Set down the records again. Every word and mark must match exactly.
-=-=-
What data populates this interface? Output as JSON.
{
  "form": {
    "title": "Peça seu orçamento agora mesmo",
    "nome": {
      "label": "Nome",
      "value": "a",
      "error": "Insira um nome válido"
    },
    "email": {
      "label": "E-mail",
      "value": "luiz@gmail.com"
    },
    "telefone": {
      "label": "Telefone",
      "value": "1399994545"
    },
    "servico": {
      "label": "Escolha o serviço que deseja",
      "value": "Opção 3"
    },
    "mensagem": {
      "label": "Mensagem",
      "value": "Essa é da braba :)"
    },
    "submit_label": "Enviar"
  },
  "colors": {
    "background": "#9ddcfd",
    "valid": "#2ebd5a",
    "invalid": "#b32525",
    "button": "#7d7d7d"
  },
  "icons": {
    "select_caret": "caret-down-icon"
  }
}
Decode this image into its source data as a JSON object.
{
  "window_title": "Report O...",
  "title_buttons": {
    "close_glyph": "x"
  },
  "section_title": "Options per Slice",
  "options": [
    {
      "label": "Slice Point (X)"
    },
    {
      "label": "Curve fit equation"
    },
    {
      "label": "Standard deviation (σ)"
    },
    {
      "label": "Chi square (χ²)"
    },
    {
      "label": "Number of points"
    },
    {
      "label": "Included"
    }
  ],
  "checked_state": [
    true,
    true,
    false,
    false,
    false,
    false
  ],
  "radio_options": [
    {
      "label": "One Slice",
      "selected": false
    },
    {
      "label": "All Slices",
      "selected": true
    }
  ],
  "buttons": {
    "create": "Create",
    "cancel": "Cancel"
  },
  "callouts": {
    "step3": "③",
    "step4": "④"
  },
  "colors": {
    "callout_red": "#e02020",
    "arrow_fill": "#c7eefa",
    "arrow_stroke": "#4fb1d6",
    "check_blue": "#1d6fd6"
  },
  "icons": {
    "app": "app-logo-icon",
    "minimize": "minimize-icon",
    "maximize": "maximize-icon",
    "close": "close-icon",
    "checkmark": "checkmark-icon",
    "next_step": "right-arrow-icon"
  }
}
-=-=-
> [Task output]
What data populates this interface? Output as JSON.
{
  "form": {
    "title": "Peça seu orçamento agora mesmo",
    "nome": {
      "label": "Nome",
      "value": "a",
      "error": "Insira um nome válido"
    },
    "email": {
      "label": "E-mail",
      "value": "luiz@gmail.com"
    },
    "telefone": {
      "label": "Telefone",
      "value": "1399994545"
    },
    "servico": {
      "label": "Escolha o serviço que deseja",
      "value": "Opção 3"
    },
    "mensagem": {
      "label": "Mensagem",
      "value": "Essa é da braba :)"
    },
    "submit_label": "Enviar"
  },
  "colors": {
    "background": "#9ddcfd",
    "valid": "#2ebd5a",
    "invalid": "#b32525",
    "button": "#7d7d7d"
  },
  "icons": {
    "select_caret": "caret-down-icon"
  }
}
Decode this image into its source data as a JSON object.
{
  "window_title": "Report O...",
  "title_buttons": {
    "close_glyph": "x"
  },
  "section_title": "Options per Slice",
  "options": [
    {
      "label": "Slice Point (X)"
    },
    {
      "label": "Curve fit equation"
    },
    {
      "label": "Standard deviation (σ)"
    },
    {
      "label": "Chi square (χ²)"
    },
    {
      "label": "Number of points"
    },
    {
      "label": "Included"
    }
  ],
  "checked_state": [
    true,
    true,
    false,
    false,
    false,
    false
  ],
  "radio_options": [
    {
      "label": "One Slice",
      "selected": false
    },
    {
      "label": "All Slices",
      "selected": true
    }
  ],
  "buttons": {
    "create": "Create",
    "cancel": "Cancel"
  },
  "callouts": {
    "step3": "③",
    "step4": "④"
  },
  "colors": {
    "callout_red": "#e02020",
    "arrow_fill": "#c7eefa",
    "arrow_stroke": "#4fb1d6",
    "check_blue": "#1d6fd6"
  },
  "icons": {
    "app": "app-logo-icon",
    "minimize": "minimize-icon",
    "maximize": "maximize-icon",
    "close": "close-icon",
    "checkmark": "checkmark-icon",
    "next_step": "right-arrow-icon"
  }
}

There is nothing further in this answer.